» **Assignment**: Track down every line below that holds "时代商网" and copy it.

::: Provided information :::

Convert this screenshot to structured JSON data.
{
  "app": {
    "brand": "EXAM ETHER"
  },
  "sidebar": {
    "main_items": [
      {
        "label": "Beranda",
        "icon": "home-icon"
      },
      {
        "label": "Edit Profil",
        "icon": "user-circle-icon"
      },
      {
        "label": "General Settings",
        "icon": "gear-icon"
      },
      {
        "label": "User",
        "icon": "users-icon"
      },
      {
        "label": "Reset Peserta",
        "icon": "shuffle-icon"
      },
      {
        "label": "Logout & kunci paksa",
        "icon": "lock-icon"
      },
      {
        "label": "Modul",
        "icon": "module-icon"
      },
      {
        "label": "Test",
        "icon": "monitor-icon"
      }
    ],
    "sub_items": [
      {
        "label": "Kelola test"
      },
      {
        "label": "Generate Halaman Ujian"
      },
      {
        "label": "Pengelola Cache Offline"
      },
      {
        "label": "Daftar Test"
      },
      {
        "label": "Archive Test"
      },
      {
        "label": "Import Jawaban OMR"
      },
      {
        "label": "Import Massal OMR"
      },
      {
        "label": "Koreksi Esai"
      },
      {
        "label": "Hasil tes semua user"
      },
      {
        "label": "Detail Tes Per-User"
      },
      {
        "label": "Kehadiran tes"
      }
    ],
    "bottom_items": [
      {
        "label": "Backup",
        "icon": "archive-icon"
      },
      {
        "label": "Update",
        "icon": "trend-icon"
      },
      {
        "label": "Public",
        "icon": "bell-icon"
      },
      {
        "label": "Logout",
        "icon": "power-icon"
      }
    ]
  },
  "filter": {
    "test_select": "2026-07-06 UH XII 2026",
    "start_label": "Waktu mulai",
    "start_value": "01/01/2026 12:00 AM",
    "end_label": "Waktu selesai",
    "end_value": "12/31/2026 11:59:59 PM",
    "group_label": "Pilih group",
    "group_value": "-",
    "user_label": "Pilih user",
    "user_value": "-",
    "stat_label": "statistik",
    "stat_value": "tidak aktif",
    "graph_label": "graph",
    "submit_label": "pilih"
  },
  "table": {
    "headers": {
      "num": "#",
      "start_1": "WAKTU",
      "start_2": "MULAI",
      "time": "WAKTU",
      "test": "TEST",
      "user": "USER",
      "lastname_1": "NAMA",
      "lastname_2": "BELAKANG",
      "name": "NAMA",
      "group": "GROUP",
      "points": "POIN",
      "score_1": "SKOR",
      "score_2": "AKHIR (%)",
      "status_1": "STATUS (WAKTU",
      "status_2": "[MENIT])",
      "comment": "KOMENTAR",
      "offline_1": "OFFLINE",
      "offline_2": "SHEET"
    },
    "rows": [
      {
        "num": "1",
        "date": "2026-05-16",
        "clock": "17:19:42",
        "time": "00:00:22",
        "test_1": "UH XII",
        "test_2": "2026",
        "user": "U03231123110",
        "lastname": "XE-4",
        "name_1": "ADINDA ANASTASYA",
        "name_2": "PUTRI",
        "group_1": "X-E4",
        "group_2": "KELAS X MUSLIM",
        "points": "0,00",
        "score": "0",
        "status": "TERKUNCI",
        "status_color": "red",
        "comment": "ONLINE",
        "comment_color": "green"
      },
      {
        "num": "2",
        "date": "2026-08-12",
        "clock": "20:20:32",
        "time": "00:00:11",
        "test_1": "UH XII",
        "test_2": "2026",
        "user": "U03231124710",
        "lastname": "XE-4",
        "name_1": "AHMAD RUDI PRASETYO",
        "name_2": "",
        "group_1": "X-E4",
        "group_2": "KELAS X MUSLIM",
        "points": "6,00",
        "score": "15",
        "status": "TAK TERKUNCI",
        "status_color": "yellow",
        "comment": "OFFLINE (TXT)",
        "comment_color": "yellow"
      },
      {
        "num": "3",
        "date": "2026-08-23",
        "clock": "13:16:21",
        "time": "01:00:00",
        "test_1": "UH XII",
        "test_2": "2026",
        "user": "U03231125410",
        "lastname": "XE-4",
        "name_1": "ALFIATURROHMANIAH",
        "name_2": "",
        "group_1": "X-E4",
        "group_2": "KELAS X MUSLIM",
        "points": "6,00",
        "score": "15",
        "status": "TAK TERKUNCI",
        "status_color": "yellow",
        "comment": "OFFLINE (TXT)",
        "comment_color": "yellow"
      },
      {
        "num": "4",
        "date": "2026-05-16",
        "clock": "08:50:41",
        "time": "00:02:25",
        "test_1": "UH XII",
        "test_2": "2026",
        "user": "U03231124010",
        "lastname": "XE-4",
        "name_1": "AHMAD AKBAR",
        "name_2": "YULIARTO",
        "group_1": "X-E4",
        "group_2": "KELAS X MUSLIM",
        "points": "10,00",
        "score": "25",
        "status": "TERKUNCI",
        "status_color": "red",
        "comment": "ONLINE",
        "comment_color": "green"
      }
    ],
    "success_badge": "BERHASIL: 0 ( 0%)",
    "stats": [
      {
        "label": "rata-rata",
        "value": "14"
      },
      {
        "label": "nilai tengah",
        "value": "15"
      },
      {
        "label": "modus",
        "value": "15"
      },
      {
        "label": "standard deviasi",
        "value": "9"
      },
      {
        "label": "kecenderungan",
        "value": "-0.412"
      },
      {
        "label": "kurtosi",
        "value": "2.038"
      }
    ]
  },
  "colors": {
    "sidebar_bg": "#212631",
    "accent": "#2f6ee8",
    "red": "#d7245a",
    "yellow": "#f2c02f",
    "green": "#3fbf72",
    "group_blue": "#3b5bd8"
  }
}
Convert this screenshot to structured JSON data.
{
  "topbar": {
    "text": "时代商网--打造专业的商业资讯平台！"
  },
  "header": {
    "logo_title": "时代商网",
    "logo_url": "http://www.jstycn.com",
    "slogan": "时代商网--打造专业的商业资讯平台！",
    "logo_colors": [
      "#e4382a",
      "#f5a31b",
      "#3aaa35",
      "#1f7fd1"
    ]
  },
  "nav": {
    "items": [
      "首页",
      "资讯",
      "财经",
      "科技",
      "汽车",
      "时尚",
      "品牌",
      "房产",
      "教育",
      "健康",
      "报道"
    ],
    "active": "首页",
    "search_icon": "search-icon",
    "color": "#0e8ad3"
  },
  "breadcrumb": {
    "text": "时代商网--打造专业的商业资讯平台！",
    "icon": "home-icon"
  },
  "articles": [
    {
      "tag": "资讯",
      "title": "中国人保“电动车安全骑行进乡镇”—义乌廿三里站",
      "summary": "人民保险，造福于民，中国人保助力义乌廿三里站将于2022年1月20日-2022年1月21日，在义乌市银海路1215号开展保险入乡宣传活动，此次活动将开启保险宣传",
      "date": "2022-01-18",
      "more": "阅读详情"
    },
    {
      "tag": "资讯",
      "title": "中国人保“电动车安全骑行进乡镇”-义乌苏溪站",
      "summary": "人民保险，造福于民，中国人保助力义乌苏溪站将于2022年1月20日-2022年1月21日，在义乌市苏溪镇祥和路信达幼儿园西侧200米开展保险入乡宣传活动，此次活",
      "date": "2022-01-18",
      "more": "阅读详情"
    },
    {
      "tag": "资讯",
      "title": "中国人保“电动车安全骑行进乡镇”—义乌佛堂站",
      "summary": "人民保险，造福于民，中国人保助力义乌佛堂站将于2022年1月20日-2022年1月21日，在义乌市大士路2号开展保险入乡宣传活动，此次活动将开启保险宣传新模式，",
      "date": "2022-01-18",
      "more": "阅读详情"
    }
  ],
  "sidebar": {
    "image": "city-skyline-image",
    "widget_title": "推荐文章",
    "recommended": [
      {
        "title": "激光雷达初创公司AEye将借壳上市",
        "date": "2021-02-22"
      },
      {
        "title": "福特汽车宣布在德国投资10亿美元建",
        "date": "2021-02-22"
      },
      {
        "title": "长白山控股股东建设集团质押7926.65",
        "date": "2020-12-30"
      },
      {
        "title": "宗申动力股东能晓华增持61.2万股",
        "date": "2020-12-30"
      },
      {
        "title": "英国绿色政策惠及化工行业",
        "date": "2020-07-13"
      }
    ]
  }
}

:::

» **Completed exercise**:
    "text": "时代商网--打造专业的商业资讯平台！"
    "logo_title": "时代商网",
    "slogan": "时代商网--打造专业的商业资讯平台！",
    "text": "时代商网--打造专业的商业资讯平台！",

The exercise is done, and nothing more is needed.